Culver was among the few House members who voted against a 1967 bill to make flag burning a federal crime with stiff penalties — an issue that inflamed passions during massive protests against the Vietnam War. He said in a speech later that it was among the most important votes he ever cast because it made other difficult votes throughout his career “relatively easy from that point on.”
“After studying the legislation, I realized I had to choose which fork in the road I would travel, because my conscience and my constituency were clearly in conflict,” Culver said years later. “I was convinced that, although most distasteful to me, the burning of the American flag was protected speech under the U.S. Constitution.”
Culver won the election to replace retiring Democratic Sen. Harold Hughes in 1974. He was a supporter of the SALT treaty in which the U.S. and the Soviet Union agreed to limit their nuclear stockpiles. He also wrote the resolution that established the so-called Culver Commission, a panel that helped modernize the Senate’s procedures.
Grassley, then a congressman, handily defeated Culver after a hard-fought 1980 campaign. Aides said Culver was proud to have defended, not obscured, his liberal voting record amid a conservative movement that put Ronald Reagan and other Republicans in power.
Former Iowa Gov. Tom Vilsack called Culver a “strong voice who worked tirelessly” to represent the state.
“While holding his progressive values passionately, John Culver had the capacity to see compromise when it would be in the best interest of Iowa and the United States,” said Vilsack, a fellow Democrat.
After leaving office, Culver practiced law in Washington and was co-author of a biography about Henry Wallace, the Iowa farmer who served as agriculture secretary and vice president. He maintained ties to Harvard as an advisory committee member for its Institute of Politics, where he served as interim director in 2010 and has a namesake scholarship.
Simpson College in Indianola, Iowa, established the John C. Culver Public Policy Center to promote civic engagement.

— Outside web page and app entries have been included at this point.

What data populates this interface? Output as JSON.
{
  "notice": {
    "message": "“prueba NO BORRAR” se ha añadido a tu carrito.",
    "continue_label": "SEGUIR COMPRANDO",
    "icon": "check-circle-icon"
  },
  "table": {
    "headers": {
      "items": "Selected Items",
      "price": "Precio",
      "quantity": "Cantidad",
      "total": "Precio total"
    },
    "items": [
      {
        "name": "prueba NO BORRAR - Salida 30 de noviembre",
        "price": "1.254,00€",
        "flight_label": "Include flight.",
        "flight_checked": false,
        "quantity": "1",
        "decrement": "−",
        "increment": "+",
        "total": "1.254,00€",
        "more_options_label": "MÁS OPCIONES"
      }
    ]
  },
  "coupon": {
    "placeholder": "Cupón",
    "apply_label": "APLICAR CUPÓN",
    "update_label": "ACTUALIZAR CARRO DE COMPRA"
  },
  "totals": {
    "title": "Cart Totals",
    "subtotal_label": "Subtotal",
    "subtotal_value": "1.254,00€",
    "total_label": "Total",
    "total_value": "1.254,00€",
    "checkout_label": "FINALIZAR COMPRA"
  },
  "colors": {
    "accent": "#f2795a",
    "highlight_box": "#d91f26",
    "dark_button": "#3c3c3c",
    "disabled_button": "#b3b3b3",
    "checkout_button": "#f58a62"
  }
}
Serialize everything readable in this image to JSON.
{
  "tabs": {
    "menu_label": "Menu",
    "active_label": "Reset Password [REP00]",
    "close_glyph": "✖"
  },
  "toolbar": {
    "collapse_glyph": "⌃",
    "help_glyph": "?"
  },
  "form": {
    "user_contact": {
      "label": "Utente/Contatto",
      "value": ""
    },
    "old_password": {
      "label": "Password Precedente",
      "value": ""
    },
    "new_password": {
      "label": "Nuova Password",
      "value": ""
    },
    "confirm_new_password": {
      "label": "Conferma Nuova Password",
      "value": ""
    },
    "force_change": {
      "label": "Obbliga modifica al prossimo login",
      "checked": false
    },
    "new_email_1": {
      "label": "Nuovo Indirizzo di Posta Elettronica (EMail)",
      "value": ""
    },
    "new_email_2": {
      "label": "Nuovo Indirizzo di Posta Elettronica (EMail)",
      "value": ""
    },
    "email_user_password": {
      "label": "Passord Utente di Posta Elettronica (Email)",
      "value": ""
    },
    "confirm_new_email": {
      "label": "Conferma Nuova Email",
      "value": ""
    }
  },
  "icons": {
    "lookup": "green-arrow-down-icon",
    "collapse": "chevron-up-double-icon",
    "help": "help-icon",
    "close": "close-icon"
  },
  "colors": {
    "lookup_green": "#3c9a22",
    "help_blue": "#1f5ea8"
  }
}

Culver is survived by his wife Mary Jane Cheechi, five children and eight grandchildren. He will be buried in McGregor in northeast Iowa, where he owned a home.